==== Given data ====

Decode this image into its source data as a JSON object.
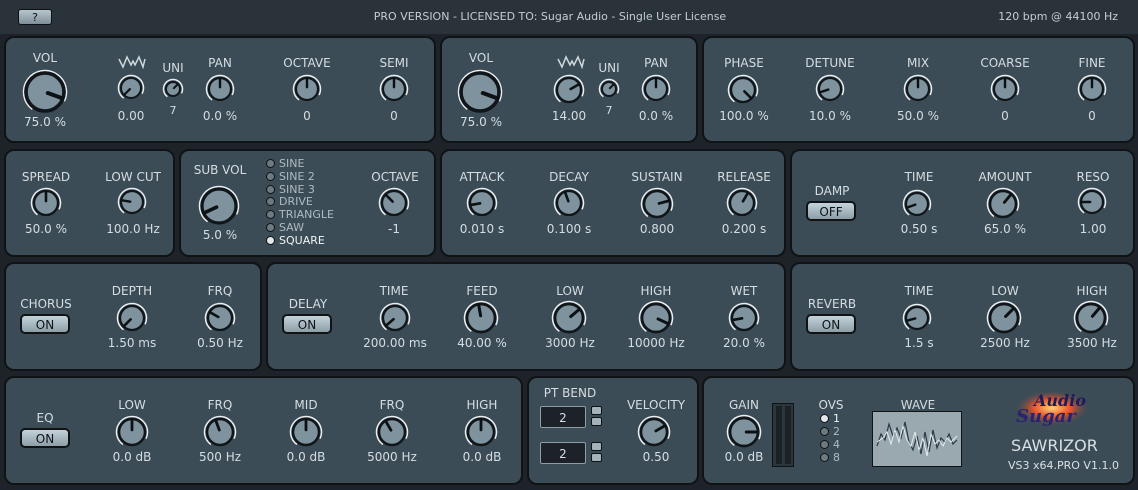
{
  "header": {
    "help_label": "?",
    "license": "PRO VERSION - LICENSED TO: Sugar Audio - Single User License",
    "tempo": "120 bpm @ 44100 Hz"
  },
  "osc1": {
    "vol_label": "VOL",
    "vol_value": "75.0 %",
    "detune_value": "0.00",
    "uni_label": "UNI",
    "uni_value": "7",
    "pan_label": "PAN",
    "pan_value": "0.0 %",
    "octave_label": "OCTAVE",
    "octave_value": "0",
    "semi_label": "SEMI",
    "semi_value": "0"
  },
  "osc2": {
    "vol_label": "VOL",
    "vol_value": "75.0 %",
    "detune_value": "14.00",
    "uni_label": "UNI",
    "uni_value": "7",
    "pan_label": "PAN",
    "pan_value": "0.0 %"
  },
  "osc2b": {
    "phase_label": "PHASE",
    "phase_value": "100.0 %",
    "detune_label": "DETUNE",
    "detune_value": "10.0 %",
    "mix_label": "MIX",
    "mix_value": "50.0 %",
    "coarse_label": "COARSE",
    "coarse_value": "0",
    "fine_label": "FINE",
    "fine_value": "0"
  },
  "spread": {
    "spread_label": "SPREAD",
    "spread_value": "50.0 %",
    "lowcut_label": "LOW CUT",
    "lowcut_value": "100.0 Hz"
  },
  "sub": {
    "vol_label": "SUB VOL",
    "vol_value": "5.0 %",
    "waves": [
      "SINE",
      "SINE 2",
      "SINE 3",
      "DRIVE",
      "TRIANGLE",
      "SAW",
      "SQUARE"
    ],
    "selected_wave": "SQUARE",
    "octave_label": "OCTAVE",
    "octave_value": "-1"
  },
  "env": {
    "attack_label": "ATTACK",
    "attack_value": "0.010 s",
    "decay_label": "DECAY",
    "decay_value": "0.100 s",
    "sustain_label": "SUSTAIN",
    "sustain_value": "0.800",
    "release_label": "RELEASE",
    "release_value": "0.200 s"
  },
  "damp": {
    "label": "DAMP",
    "toggle": "OFF",
    "time_label": "TIME",
    "time_value": "0.50 s",
    "amount_label": "AMOUNT",
    "amount_value": "65.0 %",
    "reso_label": "RESO",
    "reso_value": "1.00"
  },
  "chorus": {
    "label": "CHORUS",
    "toggle": "ON",
    "depth_label": "DEPTH",
    "depth_value": "1.50 ms",
    "frq_label": "FRQ",
    "frq_value": "0.50 Hz"
  },
  "delay": {
    "label": "DELAY",
    "toggle": "ON",
    "time_label": "TIME",
    "time_value": "200.00 ms",
    "feed_label": "FEED",
    "feed_value": "40.00 %",
    "low_label": "LOW",
    "low_value": "3000 Hz",
    "high_label": "HIGH",
    "high_value": "10000 Hz",
    "wet_label": "WET",
    "wet_value": "20.0 %"
  },
  "reverb": {
    "label": "REVERB",
    "toggle": "ON",
    "time_label": "TIME",
    "time_value": "1.5 s",
    "low_label": "LOW",
    "low_value": "2500 Hz",
    "high_label": "HIGH",
    "high_value": "3500 Hz"
  },
  "eq": {
    "label": "EQ",
    "toggle": "ON",
    "low_label": "LOW",
    "low_value": "0.0 dB",
    "frq1_label": "FRQ",
    "frq1_value": "500 Hz",
    "mid_label": "MID",
    "mid_value": "0.0 dB",
    "frq2_label": "FRQ",
    "frq2_value": "5000 Hz",
    "high_label": "HIGH",
    "high_value": "0.0 dB"
  },
  "pitch": {
    "label": "PT BEND",
    "up_value": "2",
    "down_value": "2",
    "velocity_label": "VELOCITY",
    "velocity_value": "0.50"
  },
  "output": {
    "gain_label": "GAIN",
    "gain_value": "0.0 dB",
    "ovs_label": "OVS",
    "ovs_options": [
      "1",
      "2",
      "4",
      "8"
    ],
    "ovs_selected": "1",
    "wave_label": "WAVE"
  },
  "brand": {
    "logo_text": "Audio Sugar",
    "product": "SAWRIZOR",
    "version": "VS3 x64.PRO V1.1.0"
  },
  "colors": {
    "panel": "#3c4c56",
    "background": "#1d2328",
    "knob_body": "#7f939e",
    "text": "#d5dde2"
  }
}
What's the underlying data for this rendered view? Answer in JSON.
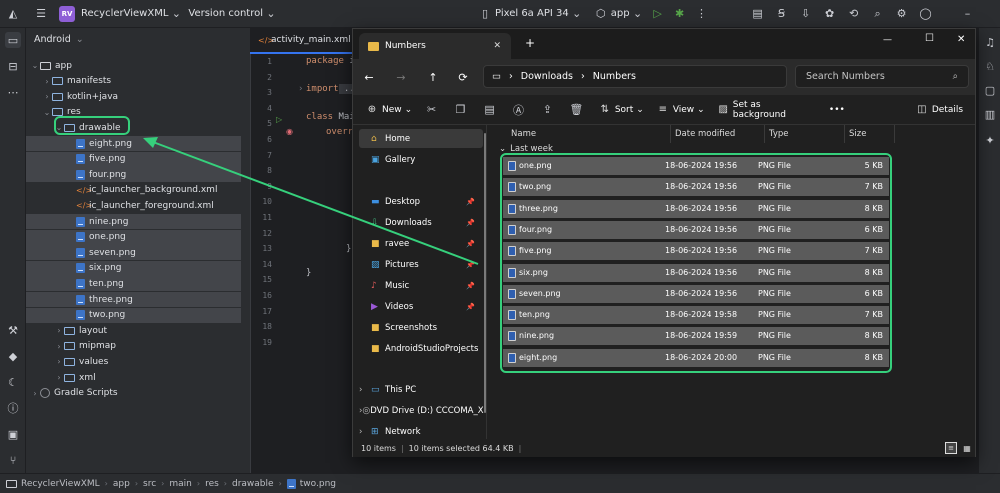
{
  "ide": {
    "app_badge": "RV",
    "project_name": "RecyclerViewXML",
    "version_control": "Version control",
    "device": "Pixel 6a API 34",
    "run_config": "app",
    "panel_title": "Android",
    "editor_tab": "activity_main.xml"
  },
  "tree": [
    {
      "label": "app",
      "indent": 1,
      "arrow": "⌄",
      "kind": "module"
    },
    {
      "label": "manifests",
      "indent": 2,
      "arrow": "›",
      "kind": "folder"
    },
    {
      "label": "kotlin+java",
      "indent": 2,
      "arrow": "›",
      "kind": "folder"
    },
    {
      "label": "res",
      "indent": 2,
      "arrow": "⌄",
      "kind": "folder"
    },
    {
      "label": "drawable",
      "indent": 3,
      "arrow": "⌄",
      "kind": "folder",
      "highlight": true
    },
    {
      "label": "eight.png",
      "indent": 4,
      "arrow": "",
      "kind": "png",
      "selected": true
    },
    {
      "label": "five.png",
      "indent": 4,
      "arrow": "",
      "kind": "png",
      "selected": true
    },
    {
      "label": "four.png",
      "indent": 4,
      "arrow": "",
      "kind": "png",
      "selected": true
    },
    {
      "label": "ic_launcher_background.xml",
      "indent": 4,
      "arrow": "",
      "kind": "xml"
    },
    {
      "label": "ic_launcher_foreground.xml",
      "indent": 4,
      "arrow": "",
      "kind": "xml"
    },
    {
      "label": "nine.png",
      "indent": 4,
      "arrow": "",
      "kind": "png",
      "selected": true
    },
    {
      "label": "one.png",
      "indent": 4,
      "arrow": "",
      "kind": "png",
      "selected": true
    },
    {
      "label": "seven.png",
      "indent": 4,
      "arrow": "",
      "kind": "png",
      "selected": true
    },
    {
      "label": "six.png",
      "indent": 4,
      "arrow": "",
      "kind": "png",
      "selected": true
    },
    {
      "label": "ten.png",
      "indent": 4,
      "arrow": "",
      "kind": "png",
      "selected": true
    },
    {
      "label": "three.png",
      "indent": 4,
      "arrow": "",
      "kind": "png",
      "selected": true
    },
    {
      "label": "two.png",
      "indent": 4,
      "arrow": "",
      "kind": "png",
      "selected": true
    },
    {
      "label": "layout",
      "indent": 3,
      "arrow": "›",
      "kind": "folder"
    },
    {
      "label": "mipmap",
      "indent": 3,
      "arrow": "›",
      "kind": "folder"
    },
    {
      "label": "values",
      "indent": 3,
      "arrow": "›",
      "kind": "folder"
    },
    {
      "label": "xml",
      "indent": 3,
      "arrow": "›",
      "kind": "folder"
    },
    {
      "label": "Gradle Scripts",
      "indent": 1,
      "arrow": "›",
      "kind": "gradle"
    }
  ],
  "code": {
    "line_numbers": [
      "1",
      "2",
      "3",
      "4",
      "5",
      "6",
      "7",
      "8",
      "9",
      "10",
      "11",
      "12",
      "13",
      "14",
      "15",
      "16",
      "17",
      "18",
      "19"
    ],
    "package_kw": "package",
    "package_rest": " i",
    "import_kw": "import",
    "import_rest": " ...",
    "class_kw": "class",
    "class_rest": " Mai",
    "override_frag": "overr",
    "close_1": "}",
    "close_2": "}"
  },
  "breadcrumb": [
    "RecyclerViewXML",
    "app",
    "src",
    "main",
    "res",
    "drawable",
    "two.png"
  ],
  "explorer": {
    "tab_title": "Numbers",
    "new_tab": "+",
    "minimize": "—",
    "maximize": "☐",
    "close": "✕",
    "path": [
      "Downloads",
      "Numbers"
    ],
    "search_placeholder": "Search Numbers",
    "commands": {
      "new": "New",
      "sort": "Sort",
      "view": "View",
      "background": "Set as background",
      "more": "•••",
      "details": "Details"
    },
    "nav": [
      {
        "label": "Home",
        "icon": "home-icon",
        "selected": true
      },
      {
        "label": "Gallery",
        "icon": "gallery-icon"
      },
      {
        "label": "Desktop",
        "icon": "desktop-icon",
        "pin": true
      },
      {
        "label": "Downloads",
        "icon": "download-icon",
        "pin": true
      },
      {
        "label": "ravee",
        "icon": "folder-icon",
        "pin": true
      },
      {
        "label": "Pictures",
        "icon": "pictures-icon",
        "pin": true
      },
      {
        "label": "Music",
        "icon": "music-icon",
        "pin": true
      },
      {
        "label": "Videos",
        "icon": "videos-icon",
        "pin": true
      },
      {
        "label": "Screenshots",
        "icon": "folder-icon"
      },
      {
        "label": "AndroidStudioProjects",
        "icon": "folder-icon"
      },
      {
        "label": "This PC",
        "icon": "pc-icon",
        "expand": true
      },
      {
        "label": "DVD Drive (D:) CCCOMA_X",
        "icon": "dvd-icon",
        "expand": true
      },
      {
        "label": "Network",
        "icon": "network-icon",
        "expand": true
      }
    ],
    "columns": {
      "name": "Name",
      "date": "Date modified",
      "type": "Type",
      "size": "Size"
    },
    "group": "Last week",
    "files": [
      {
        "name": "one.png",
        "date": "18-06-2024 19:56",
        "type": "PNG File",
        "size": "5 KB"
      },
      {
        "name": "two.png",
        "date": "18-06-2024 19:56",
        "type": "PNG File",
        "size": "7 KB"
      },
      {
        "name": "three.png",
        "date": "18-06-2024 19:56",
        "type": "PNG File",
        "size": "8 KB"
      },
      {
        "name": "four.png",
        "date": "18-06-2024 19:56",
        "type": "PNG File",
        "size": "6 KB"
      },
      {
        "name": "five.png",
        "date": "18-06-2024 19:56",
        "type": "PNG File",
        "size": "7 KB"
      },
      {
        "name": "six.png",
        "date": "18-06-2024 19:56",
        "type": "PNG File",
        "size": "8 KB"
      },
      {
        "name": "seven.png",
        "date": "18-06-2024 19:56",
        "type": "PNG File",
        "size": "6 KB"
      },
      {
        "name": "ten.png",
        "date": "18-06-2024 19:58",
        "type": "PNG File",
        "size": "7 KB"
      },
      {
        "name": "nine.png",
        "date": "18-06-2024 19:59",
        "type": "PNG File",
        "size": "8 KB"
      },
      {
        "name": "eight.png",
        "date": "18-06-2024 20:00",
        "type": "PNG File",
        "size": "8 KB"
      }
    ],
    "status": {
      "count": "10 items",
      "selected": "10 items selected  64.4 KB"
    }
  },
  "colors": {
    "highlight": "#36d07c",
    "ide_bg": "#1e1f22",
    "explorer_bg": "#202020"
  }
}
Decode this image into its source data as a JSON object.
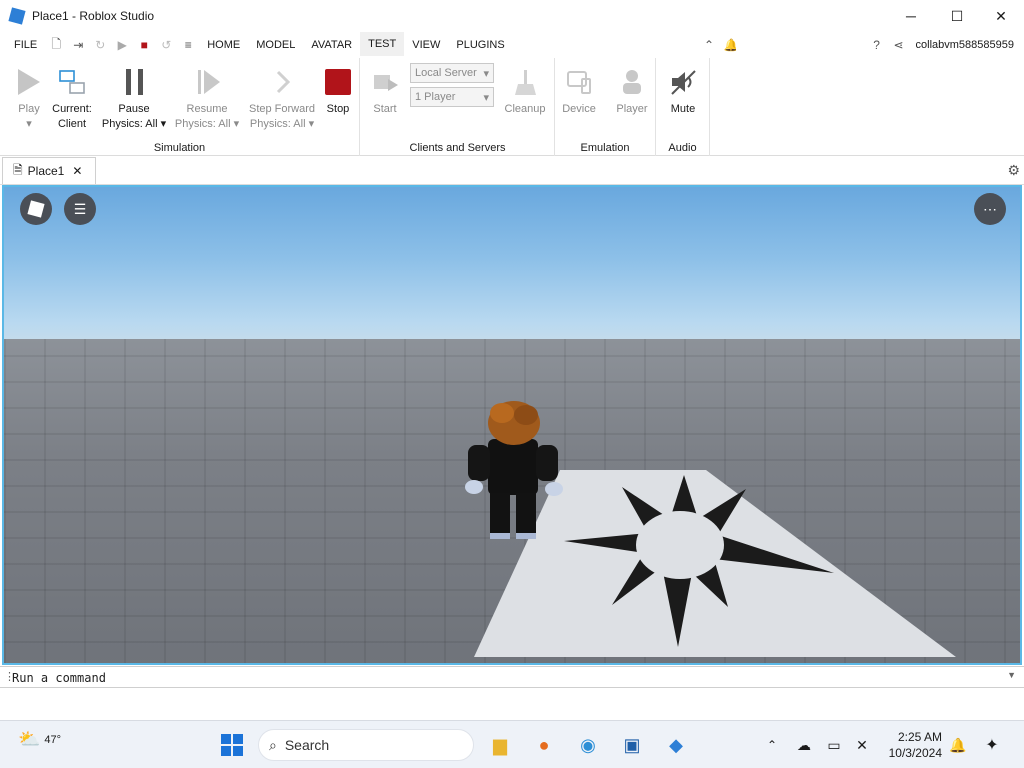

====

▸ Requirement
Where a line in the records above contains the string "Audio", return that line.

▸ Answer section
    "license": "PRO VERSION - LICENSED TO: Sugar Audio - Single User License",
    "logo_text": "Audio Sugar",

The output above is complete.